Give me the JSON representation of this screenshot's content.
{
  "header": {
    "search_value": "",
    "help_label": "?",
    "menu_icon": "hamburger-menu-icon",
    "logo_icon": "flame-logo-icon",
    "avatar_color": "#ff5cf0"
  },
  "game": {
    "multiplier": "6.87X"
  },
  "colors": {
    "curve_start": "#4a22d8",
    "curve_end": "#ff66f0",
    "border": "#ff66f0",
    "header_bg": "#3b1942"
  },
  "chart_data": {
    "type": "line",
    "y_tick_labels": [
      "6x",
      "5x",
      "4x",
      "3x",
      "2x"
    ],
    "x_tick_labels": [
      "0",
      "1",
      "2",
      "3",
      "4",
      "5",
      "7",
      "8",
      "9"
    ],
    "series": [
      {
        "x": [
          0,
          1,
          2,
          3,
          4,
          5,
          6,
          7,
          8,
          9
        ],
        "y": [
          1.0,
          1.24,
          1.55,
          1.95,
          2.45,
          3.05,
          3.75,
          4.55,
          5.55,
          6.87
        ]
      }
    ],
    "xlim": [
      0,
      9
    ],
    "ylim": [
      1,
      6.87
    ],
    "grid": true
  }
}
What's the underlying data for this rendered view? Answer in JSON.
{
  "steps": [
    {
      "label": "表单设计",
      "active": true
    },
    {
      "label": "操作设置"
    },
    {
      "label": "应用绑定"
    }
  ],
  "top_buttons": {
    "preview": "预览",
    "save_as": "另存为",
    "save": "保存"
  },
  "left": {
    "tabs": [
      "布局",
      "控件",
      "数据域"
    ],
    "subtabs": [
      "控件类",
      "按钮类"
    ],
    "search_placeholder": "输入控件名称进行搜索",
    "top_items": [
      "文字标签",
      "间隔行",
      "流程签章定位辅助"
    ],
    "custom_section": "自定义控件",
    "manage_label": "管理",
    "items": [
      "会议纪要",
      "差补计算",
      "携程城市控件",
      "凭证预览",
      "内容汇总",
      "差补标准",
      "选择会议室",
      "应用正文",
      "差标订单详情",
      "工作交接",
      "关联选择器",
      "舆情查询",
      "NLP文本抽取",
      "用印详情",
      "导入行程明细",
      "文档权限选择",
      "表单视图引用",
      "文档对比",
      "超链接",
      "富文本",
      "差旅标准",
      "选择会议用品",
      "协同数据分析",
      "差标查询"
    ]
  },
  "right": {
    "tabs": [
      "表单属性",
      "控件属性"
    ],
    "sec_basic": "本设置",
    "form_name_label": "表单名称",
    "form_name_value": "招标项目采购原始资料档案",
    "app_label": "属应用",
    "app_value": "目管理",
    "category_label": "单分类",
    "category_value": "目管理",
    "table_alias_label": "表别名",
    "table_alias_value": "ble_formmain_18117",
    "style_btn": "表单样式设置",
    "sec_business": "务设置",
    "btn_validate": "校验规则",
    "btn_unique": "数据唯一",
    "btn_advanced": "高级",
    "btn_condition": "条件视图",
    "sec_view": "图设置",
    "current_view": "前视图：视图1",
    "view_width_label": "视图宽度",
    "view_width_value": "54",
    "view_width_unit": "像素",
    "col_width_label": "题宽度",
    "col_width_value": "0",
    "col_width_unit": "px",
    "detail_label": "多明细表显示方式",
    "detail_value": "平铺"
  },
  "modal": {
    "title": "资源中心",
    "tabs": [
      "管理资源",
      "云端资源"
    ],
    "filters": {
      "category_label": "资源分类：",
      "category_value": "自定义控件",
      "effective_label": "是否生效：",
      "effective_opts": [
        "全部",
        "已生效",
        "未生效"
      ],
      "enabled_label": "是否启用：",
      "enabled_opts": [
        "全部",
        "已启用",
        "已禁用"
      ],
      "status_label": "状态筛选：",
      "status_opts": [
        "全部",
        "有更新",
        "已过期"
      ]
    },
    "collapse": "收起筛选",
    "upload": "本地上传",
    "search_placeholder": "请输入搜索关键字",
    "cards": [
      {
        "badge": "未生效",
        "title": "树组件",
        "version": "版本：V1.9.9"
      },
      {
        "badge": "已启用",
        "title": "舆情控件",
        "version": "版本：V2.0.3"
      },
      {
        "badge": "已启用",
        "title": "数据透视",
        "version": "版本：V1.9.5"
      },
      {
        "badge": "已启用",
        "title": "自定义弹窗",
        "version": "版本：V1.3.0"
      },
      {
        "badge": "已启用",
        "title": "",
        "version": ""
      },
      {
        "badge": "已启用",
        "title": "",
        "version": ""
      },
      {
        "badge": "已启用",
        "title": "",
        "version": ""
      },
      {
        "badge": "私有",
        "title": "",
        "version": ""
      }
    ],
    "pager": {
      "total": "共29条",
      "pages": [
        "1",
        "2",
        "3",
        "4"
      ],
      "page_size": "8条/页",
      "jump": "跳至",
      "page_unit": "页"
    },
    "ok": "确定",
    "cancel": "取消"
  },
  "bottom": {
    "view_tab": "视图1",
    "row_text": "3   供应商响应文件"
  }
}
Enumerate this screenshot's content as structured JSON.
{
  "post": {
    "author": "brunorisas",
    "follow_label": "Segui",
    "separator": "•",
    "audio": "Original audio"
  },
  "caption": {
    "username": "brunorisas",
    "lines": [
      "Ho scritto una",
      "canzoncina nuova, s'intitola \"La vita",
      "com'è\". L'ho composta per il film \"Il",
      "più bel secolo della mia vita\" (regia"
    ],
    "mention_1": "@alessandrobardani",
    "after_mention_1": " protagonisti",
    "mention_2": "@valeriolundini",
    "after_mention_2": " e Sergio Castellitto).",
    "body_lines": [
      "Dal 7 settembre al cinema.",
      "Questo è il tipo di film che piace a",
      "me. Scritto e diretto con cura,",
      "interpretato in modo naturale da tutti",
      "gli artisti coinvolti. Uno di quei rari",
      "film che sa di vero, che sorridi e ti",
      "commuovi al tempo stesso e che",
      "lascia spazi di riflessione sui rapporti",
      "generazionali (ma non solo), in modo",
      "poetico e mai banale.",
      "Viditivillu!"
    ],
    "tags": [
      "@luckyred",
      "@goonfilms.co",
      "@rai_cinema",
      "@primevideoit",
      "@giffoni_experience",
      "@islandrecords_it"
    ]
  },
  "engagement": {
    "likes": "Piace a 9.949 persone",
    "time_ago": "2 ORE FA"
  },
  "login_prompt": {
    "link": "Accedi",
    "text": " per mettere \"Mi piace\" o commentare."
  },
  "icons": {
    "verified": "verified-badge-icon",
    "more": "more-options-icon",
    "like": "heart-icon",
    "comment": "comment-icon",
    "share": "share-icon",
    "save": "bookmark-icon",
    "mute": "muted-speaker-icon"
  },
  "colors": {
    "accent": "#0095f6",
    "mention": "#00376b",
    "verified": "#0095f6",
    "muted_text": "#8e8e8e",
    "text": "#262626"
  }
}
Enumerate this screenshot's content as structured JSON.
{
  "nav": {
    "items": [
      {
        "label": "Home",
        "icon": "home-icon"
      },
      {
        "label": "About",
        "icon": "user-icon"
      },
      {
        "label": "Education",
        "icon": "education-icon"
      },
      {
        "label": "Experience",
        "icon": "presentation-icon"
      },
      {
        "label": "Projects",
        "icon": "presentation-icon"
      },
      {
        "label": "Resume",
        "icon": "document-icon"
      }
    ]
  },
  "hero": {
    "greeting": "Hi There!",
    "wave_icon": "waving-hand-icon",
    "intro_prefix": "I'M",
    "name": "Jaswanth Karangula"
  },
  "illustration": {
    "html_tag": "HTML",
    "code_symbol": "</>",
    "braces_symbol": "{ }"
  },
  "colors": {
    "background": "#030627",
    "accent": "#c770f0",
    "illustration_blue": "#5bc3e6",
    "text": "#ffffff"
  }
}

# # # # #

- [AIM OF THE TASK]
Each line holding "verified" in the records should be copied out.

- [EXERCISE RESULT]
    "verified": "verified-badge-icon",
    "verified": "#0095f6",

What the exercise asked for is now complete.